“No,” I snap and advance on him, but Henry gets in front of me. “I called you and begged you to call me back, but you didn’t even have the gall to call me back, knowing that I was going to be served. You stayed in my house, and you ate at my table. You know damn well I’m a good mom.”

“I’m sorry,” he says softly.

“Yeah, that’s all I get from you lately,” I say and turn around, looking for Blake. I see him right at my back, and I feel good. I feel safe. I feel that it’s going to be okay.

“Mrs. Williams, I would love to have you over for lunch, but I have to be honest, I suck at cooking,” I tell her as she laughs.

“That’s okay, honey, how about we hit a restaurant?” she asks, grabbing her husband’s hand and walking out, leaving me and Blake alone.

He looks around and then comes closer to me, whispering, “How opposed are you if the first time I kissed you was in front of my parents?”

I look at him. “Um … very.”

“Right, so I suggest we speed up lunch,” he says, and my mouth becomes dry. “Shall we?” He ushers me out, but the only thing on my mind is his lips touching mine.

I watch her walk to the car with her head down and her shoulders slouched. When my mother chose the deli next to her house, she sat in the corner booth almost sinking to the floor. We all saw it, and I wasn’t the only one who hated it.

“Starting next week, I’m going to make a list of people we can call to the stand on your behalf,” my father says once we get to her house.

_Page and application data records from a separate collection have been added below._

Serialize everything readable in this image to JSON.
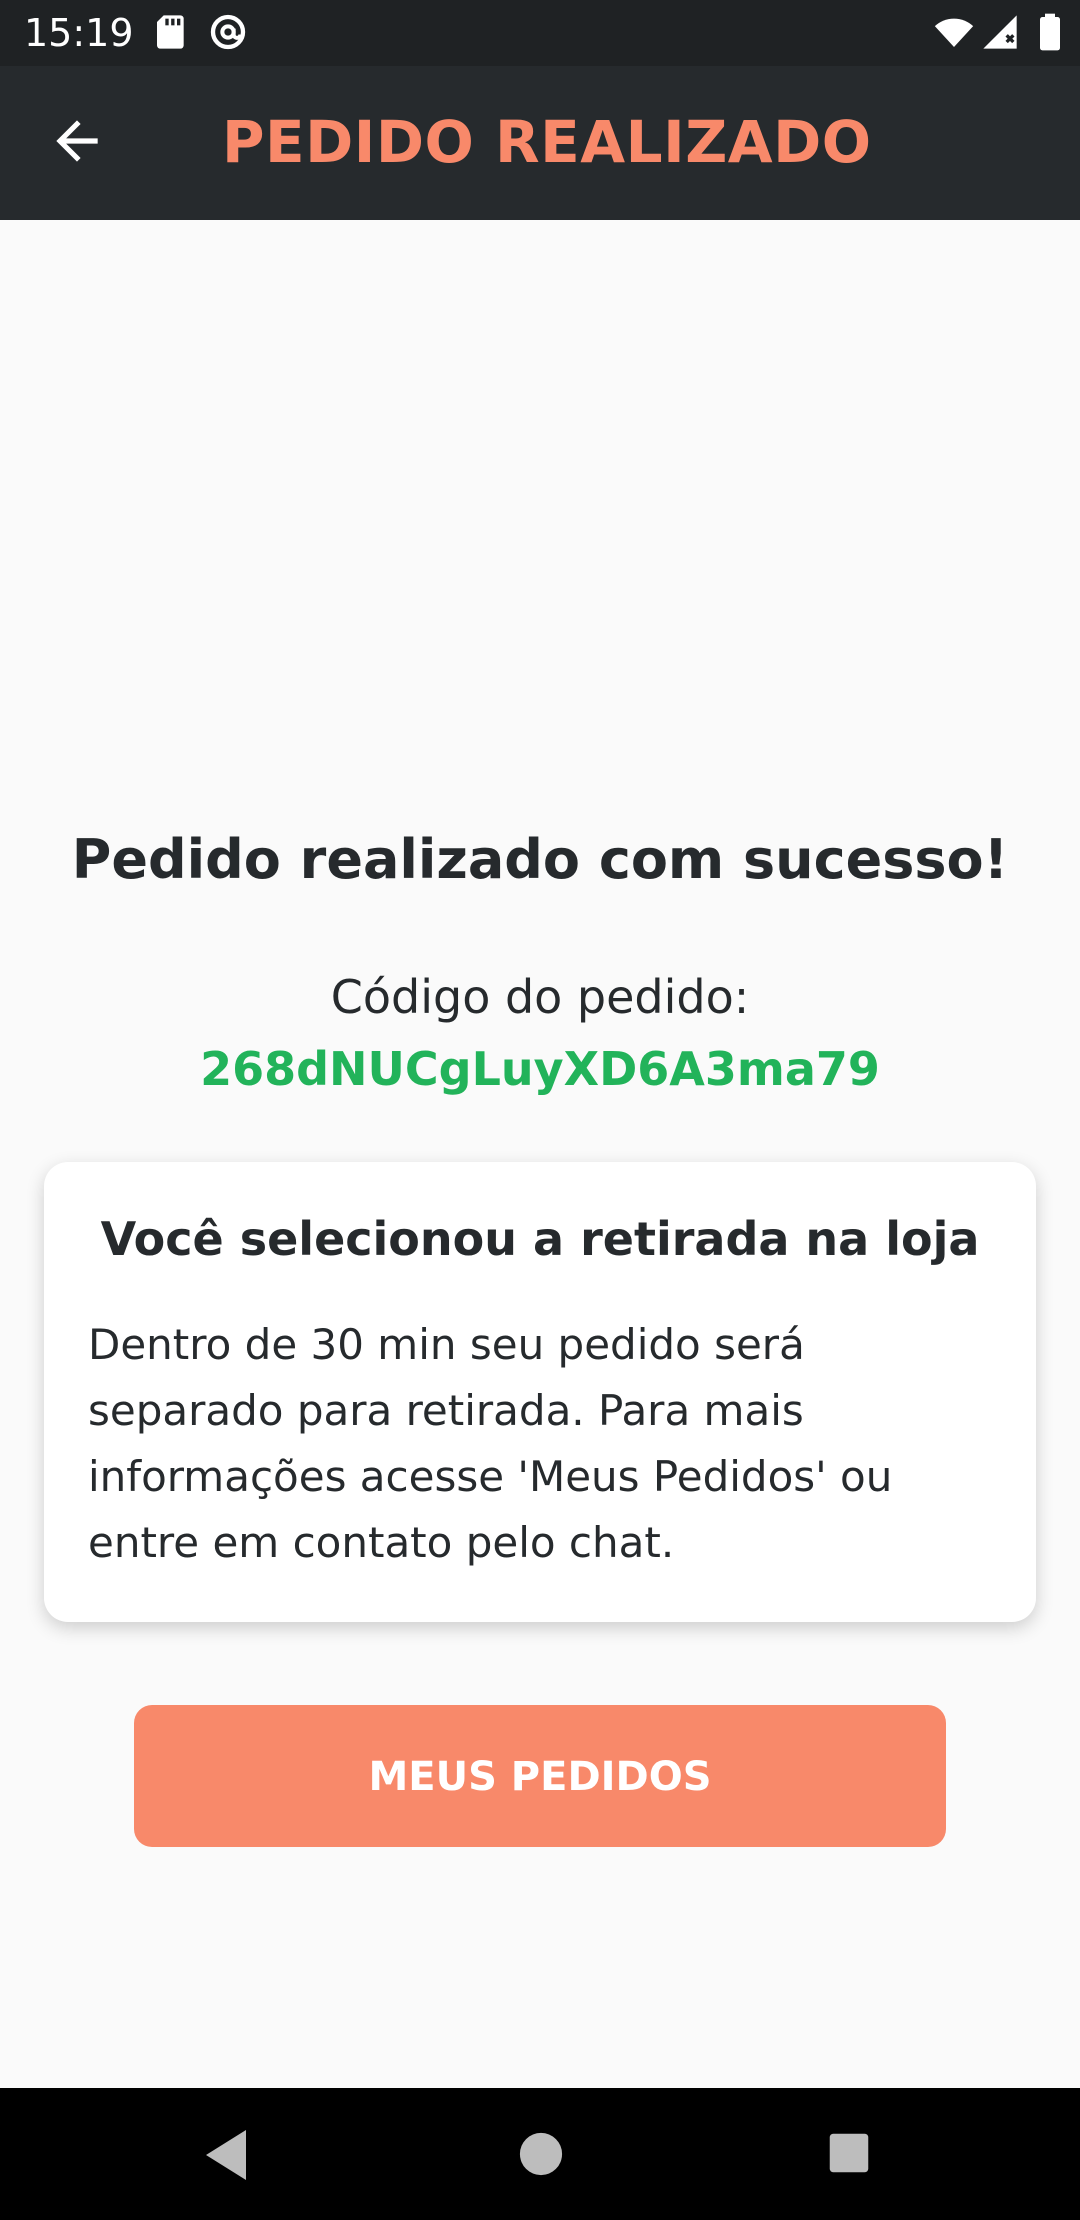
{
  "status_bar": {
    "time": "15:19",
    "icons": [
      "sd-card-icon",
      "at-sign-icon",
      "wifi-icon",
      "signal-icon",
      "battery-icon"
    ]
  },
  "app_bar": {
    "title": "PEDIDO REALIZADO",
    "back_icon": "arrow-left-icon",
    "background_color": "#262a2d",
    "title_color": "#f8896a"
  },
  "content": {
    "success_title": "Pedido realizado com sucesso!",
    "order_label": "Código do pedido:",
    "order_code": "268dNUCgLuyXD6A3ma79",
    "order_code_color": "#22b35a"
  },
  "card": {
    "title": "Você selecionou a retirada na loja",
    "body": "Dentro de 30 min seu pedido será separado para retirada. Para mais informações acesse 'Meus Pedidos' ou entre em contato pelo chat."
  },
  "button": {
    "label": "MEUS PEDIDOS",
    "color": "#f8896a"
  },
  "nav_bar": {
    "icons": [
      "nav-back-icon",
      "nav-home-icon",
      "nav-recents-icon"
    ]
  }
}
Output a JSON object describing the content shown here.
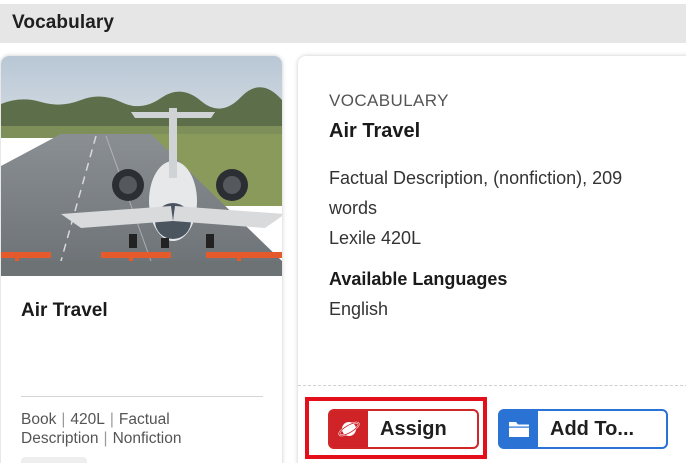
{
  "header": {
    "title": "Vocabulary"
  },
  "card": {
    "title": "Air Travel",
    "meta": {
      "type": "Book",
      "lexile": "420L",
      "genre_line1": "Factual",
      "genre_line2": "Description",
      "category": "Nonfiction"
    }
  },
  "detail": {
    "eyebrow": "VOCABULARY",
    "title": "Air Travel",
    "description_line1": "Factual Description, (nonfiction), 209",
    "description_line2": "words",
    "lexile": "Lexile 420L",
    "languages_heading": "Available Languages",
    "language": "English"
  },
  "actions": {
    "assign_label": "Assign",
    "add_to_label": "Add To..."
  },
  "colors": {
    "assign": "#cf2328",
    "add_to": "#2a72d4",
    "highlight": "#e3101c"
  }
}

“The list won’t be long,” she says quietly. “I think I have Blake and the kids’ teacher, but …” She shrugs her shoulders.